Is your environment a place of learning? Todd Beane, Founder of TOVO International & Co-Founder of Cruyff Football shares his views around how to go about making your club or program a genuine learning environment for developing players.
I have had the opportunity to visit many football clubs over the years. Upon arrival, it does not take long to determine what type of club I am visiting.
- Type 1: Image Centre
- Type 2: Learning Centre
Some clubs pay great attention to appearances. These types of clubs celebrate numbers – the number of players, the numbers of wins, and the number of trophies. They almost always have awesome uniforms and plenty of colorful equipment. More than anything, talk at the club revolves around team performance.
An image centre may post appealing phrases on their website about “player development” and “values” but when push comes to shove (i.e. the weekend match) those ideals remain isolated in digital cyberspace and fail to reach the hearts of the parents and players. They are words on the page rather than actions on the pitch.
When you ask these clubs about methodology the conversation leads back to the trophy room or to an exhaustive excuse as to why they have no particular curriculum at all. In fact, there are several powerful image clubs that just hire coaches and let them do what they want, how they want. “To each his own” is the true motto. Just win, keep the parents content and we will see you next season.
The good news is that there are soccer clubs that approach talent development as an opportunity to maximise the potential of each player.

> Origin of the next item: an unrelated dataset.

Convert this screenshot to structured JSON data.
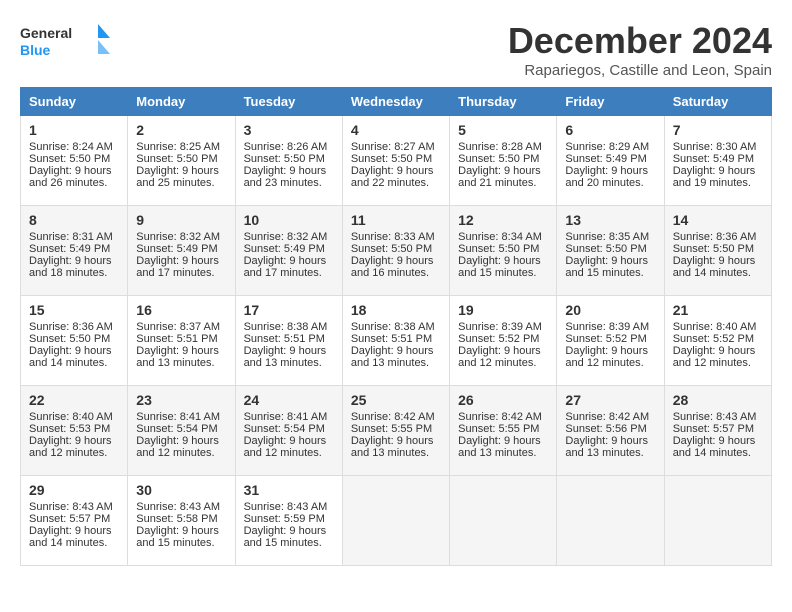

Take a moment and walk into a Montessori School. I am not suggesting that you are in agreement with the Montessori methodology, but what you will find is that the children, teachers and parents commit to the philosophy. Teachers do not deliver their own rogue program. Educators are not attracted to these schools because they are more prestigious or pay more. They are drawn by a vision and the governing approach to developing children. If you fancy the methodology, sign up. If you do not, please seek another option. It is clear and it is honest and respectful of our right to choose the best program for our children.
In football clubs, you may be hard pressed to find a program so well defined. Just ask. Ask your coaches privately what the methodology of the club is and have them explain it to you. Then ask another coach. Ask the Technical Director. Ask the Board President. You will be wonderfully inspired or remarkably disappointed.
Clubs that view themselves as learning centres put talent development at the forefront of their agenda. They talk about it. They wrestle with it. They engage the players, the parents, and the staff in the process. They communicate it clearly because they are proud to do so. They choose a methodology and they train their coaches to implement it. Coaches collaborate because they love discussing ways in which they can facilitate a more productive education.
“Clubs that view themselves as learning centres put talent development at the forefront of their agenda.”
The irony is that you do not have to be a rich club to do this. You do not have to win every tournament to be considered successful. I would suggest that learner centric clubs are the most successful because they win for the right reasons and in the right domain – talent development.
May I suggest that we throw away every excuse?
Let’s make our club a cause. Let’s rally its citizens and decide how we will better educate our youth.
For the children that we coach, I hope that more of us can say that we are part of a remarkable learning centre committed to a fruitful training methodology. We will certainly not all choose the same training program, but we will be defined by our choice. And our children will be defined by our ability to support their total development.